There are strong similarities between the two characters of C.J. Woodfield and James Marshall Gunther in the last episode “Sweet Revenge”. Both are older, lonely men without friends or family, whose vast empires are about to fall thanks to the relentless, pesky interference of Starsky and Hutch. A quiet servant comes to announce the arrival of the police, each man says thank you and asks to be left alone. There is a gun on the desk, and a moment of silent contemplation before the arrest, which I cannot help but draw comparisons to the cold realization in the Führerbunker. Both men seem to consider suicide at this point, even Gunther, who holds the gun on his lap and later points it at Hutch but in a way that feels more symbolic and sad than defensive. Woodfield arranges the disposal of his most trusted deputy, just as Gunther murdered his, without qualm or hesitation. Both men long for an imperial past when things seemed simpler. Both are beyond reason, psychotic, half in this world and half in some antediluvian fantasy. In both scenes Hutch is the first one through the door. Rights are read in a way that underscores this will be an above-board, fully legal arrest without a hint of vengeance, despite the enormous emotion beneath the surface. Lastly, we can see just how far the series itself has come in the space of four brief years: while well-written and well acted, Woodfield’s arrest is straightforward, a satisfying conclusion to the plot. In “Sweet Revenge”, the entire scene is swirling in a cerebral miasma, half-spoken thoughts and long intense silences, more real than mere reality. It is not satisfying in the traditional sense, but profound and sad. If this doesn’t make you grieve for the lack of a fifth season nothing will.

Tag: Dobey is tricked into admitting praise. We must come to the conclusion that Edith is the intelligent one in this family, no matter how many demure “yes dear”s she murmurs. Dobey refers to himself as “Chief of Detectives,” but later, in “Starsky and Hutch Are Guilty”, it’s Chief Ryan who has the title. Hutch tells Starsky, after learning that Rosey is left-handed, “One out of two ain’t bad,” a statement that remains a mystery to this day. Is he just making stuff up to bolster a non-existent competition persisting throughout this episode? Unable to resist having the last word, no matter what?
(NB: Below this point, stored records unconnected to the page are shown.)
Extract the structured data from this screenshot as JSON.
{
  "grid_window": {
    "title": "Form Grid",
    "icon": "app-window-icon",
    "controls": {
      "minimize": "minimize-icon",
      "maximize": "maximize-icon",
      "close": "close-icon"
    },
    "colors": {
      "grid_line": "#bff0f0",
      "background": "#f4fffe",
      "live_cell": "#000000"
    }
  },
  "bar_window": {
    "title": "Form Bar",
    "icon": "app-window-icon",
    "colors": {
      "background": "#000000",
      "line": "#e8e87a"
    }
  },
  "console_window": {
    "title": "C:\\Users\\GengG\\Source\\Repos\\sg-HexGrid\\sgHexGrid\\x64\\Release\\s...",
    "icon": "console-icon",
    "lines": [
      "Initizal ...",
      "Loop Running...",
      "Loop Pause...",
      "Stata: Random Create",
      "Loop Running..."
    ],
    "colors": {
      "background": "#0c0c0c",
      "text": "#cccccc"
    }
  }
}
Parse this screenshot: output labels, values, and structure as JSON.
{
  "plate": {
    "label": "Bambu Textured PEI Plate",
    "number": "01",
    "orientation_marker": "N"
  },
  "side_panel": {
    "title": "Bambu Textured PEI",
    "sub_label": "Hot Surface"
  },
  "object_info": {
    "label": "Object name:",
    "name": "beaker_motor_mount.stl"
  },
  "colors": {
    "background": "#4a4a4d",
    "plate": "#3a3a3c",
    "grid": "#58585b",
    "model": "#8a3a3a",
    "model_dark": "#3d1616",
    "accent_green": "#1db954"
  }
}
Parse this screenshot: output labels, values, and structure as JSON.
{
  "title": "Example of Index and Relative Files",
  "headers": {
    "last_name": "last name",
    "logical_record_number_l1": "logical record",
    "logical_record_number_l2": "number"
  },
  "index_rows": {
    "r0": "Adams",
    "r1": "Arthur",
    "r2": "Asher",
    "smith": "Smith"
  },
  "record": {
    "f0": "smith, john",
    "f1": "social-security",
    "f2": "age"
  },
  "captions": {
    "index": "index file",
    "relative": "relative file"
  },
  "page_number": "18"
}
Clothing notes: Starsky is wearing a red hooded sweatshirt that looks fresh and modern. Hutch is wearing his green t-shirt, a short black leather jacket we don’t see very often, and the turquoise cargo pants that have made an appearance in other shows.